Frenchman's Bay, Maine

Frenchman's Bay, Maine

Friday, March 24, 2006

Instead Of TV

When I was a kid in Burundi, we didn't have a television or phone. About the most advanced piece of technology in our house was a shortwave radio--on which my folks listened to news and received word of missionaries or nationals needing medical attention. My father worked as a doctor at the Murore hospital, and since medical facilities were far and few between, people from hundreds of kilometers around came to Murore for surgery, lab work, and any necessary care.

After mom finished a morning of homeschool with me, I often ran down the path to the brick hospital, greeting dispensers and nurses, weaving through lines of brightly-clothed mothers with toddlers and babies waiting for immunizations. If dad was in surgery, I scrubbed up, put on sterile coveralls and face mask, and entered the operating room to watch the latest childbirth, skin graft, or hernia repair taking place. Much more entertaining than television! There was a wooden crate which I'd drag over to the operating table, turn over, and stand on--that way I could see better. It never occurred to me to be squeamish. Dad kept my interest by describing "now we're cutting through the fatty layer of skin" or "to sew her up, I'm going to use a special suture..." and it looked like the human anatomy pages in Worldbook Encyclopedia, come alive.
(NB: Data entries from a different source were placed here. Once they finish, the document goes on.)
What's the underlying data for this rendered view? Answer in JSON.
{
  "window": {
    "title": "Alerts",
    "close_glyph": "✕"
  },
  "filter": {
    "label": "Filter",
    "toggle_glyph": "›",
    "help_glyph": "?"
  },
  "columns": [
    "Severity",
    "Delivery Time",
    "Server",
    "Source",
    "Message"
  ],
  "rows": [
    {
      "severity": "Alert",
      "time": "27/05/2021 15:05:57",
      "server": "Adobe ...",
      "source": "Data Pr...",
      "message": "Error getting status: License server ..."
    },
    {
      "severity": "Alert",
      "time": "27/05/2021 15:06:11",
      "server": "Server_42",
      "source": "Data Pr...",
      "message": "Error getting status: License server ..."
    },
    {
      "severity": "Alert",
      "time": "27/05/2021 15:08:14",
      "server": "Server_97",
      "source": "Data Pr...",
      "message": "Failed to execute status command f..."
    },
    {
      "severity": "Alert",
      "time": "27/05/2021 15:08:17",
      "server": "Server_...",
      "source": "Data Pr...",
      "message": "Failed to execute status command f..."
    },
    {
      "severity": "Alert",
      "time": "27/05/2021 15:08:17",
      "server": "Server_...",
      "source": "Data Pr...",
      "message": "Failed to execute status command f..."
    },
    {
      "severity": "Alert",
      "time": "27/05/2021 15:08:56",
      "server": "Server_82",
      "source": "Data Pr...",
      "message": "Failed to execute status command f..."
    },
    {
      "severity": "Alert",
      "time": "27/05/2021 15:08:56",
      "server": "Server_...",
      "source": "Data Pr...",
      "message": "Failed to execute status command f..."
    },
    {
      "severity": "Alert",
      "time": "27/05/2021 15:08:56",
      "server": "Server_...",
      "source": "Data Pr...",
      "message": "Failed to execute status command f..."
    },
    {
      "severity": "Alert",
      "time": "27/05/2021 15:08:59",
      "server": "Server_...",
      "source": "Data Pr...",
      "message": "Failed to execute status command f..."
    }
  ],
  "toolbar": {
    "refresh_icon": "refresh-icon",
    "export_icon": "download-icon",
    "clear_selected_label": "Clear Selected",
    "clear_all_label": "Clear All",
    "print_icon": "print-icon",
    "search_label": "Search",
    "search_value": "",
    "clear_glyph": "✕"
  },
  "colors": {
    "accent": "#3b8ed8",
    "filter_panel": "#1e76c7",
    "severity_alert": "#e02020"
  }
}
Looking back, I realize the unusual privilege of being able to observe how each person is "fearfully and wonderfully made," of seeing patients in life and death situations, and watching a team work together to repair wounds and bodily pains. At the time, it just seemed normal. Maybe that's why in college, I started out pre-med, although after the first year I switched majors. I wanted to recapture some magic from my childhood...and, truth be told, I just need to close my eyes, and I'm in the O.R. again, hearing the anesthesiologist calling out the level of sedation, watching the young man's chest under the green drapes, rising and falling, rising and falling in rhythm, as steel scalpel and gloved hands flash before me in a steady pattern.


Betsy said...

Wow! Great post! And fascinating that you were privy to the real, gritty world of medicine and not raised on a diet of ER televised fluff...

When I was a kid I wasn't allowed to watch TV unless I was at Grandma's. She was hooked on this show called "Emergency" with Eric Estrada or some other hearththrob. My mom was always less than thrilled when I'd come home and have nightmares.

Perhaps I would have fared better if I'd been exposed to a real medical sitation rather than the somewhat disjointed fantasy one. (and if the doctors didn't have so many cheesy shirtless moments. ;-) )

don't eat alone said...


I remember life without TV and the year TV came to Zambia -- two or three hours a night: news and Lucy reruns. Just what Zambia needed!

I also remember reading, playing a lot of board games, and making stuff up.

Hey! I still do those things.